— What to produce —
Scan the material below and copy every line holding the word "nValue".

— Input —
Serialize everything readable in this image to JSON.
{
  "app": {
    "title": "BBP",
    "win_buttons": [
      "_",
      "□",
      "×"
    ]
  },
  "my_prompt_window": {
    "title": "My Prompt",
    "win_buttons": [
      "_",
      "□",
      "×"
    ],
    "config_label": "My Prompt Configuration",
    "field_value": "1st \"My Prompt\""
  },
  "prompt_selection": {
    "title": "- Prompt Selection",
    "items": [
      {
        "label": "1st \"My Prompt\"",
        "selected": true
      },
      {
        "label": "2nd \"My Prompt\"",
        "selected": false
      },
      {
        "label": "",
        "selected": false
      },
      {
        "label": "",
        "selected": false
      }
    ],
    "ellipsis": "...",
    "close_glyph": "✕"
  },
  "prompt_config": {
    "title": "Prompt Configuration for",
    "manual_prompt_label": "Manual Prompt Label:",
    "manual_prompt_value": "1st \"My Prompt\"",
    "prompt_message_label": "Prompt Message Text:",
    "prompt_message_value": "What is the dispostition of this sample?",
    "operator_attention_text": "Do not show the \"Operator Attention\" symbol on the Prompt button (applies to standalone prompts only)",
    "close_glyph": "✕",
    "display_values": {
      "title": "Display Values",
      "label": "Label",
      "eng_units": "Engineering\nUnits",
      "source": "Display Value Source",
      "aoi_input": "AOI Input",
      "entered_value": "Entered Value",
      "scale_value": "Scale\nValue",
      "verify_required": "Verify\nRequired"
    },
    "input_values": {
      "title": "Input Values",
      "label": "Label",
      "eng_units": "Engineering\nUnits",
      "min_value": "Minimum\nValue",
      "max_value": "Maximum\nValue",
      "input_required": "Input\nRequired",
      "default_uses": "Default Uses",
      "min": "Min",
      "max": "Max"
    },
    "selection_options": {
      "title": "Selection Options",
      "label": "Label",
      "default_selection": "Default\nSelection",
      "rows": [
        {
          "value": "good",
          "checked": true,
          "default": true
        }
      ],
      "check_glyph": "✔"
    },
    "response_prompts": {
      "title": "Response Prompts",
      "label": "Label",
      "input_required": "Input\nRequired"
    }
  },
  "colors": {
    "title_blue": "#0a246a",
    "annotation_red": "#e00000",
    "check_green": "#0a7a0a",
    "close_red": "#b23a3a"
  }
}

— Exercise solution —
      "scale_value": "Scale\nValue",
      "min_value": "Minimum\nValue",
      "max_value": "Maximum\nValue",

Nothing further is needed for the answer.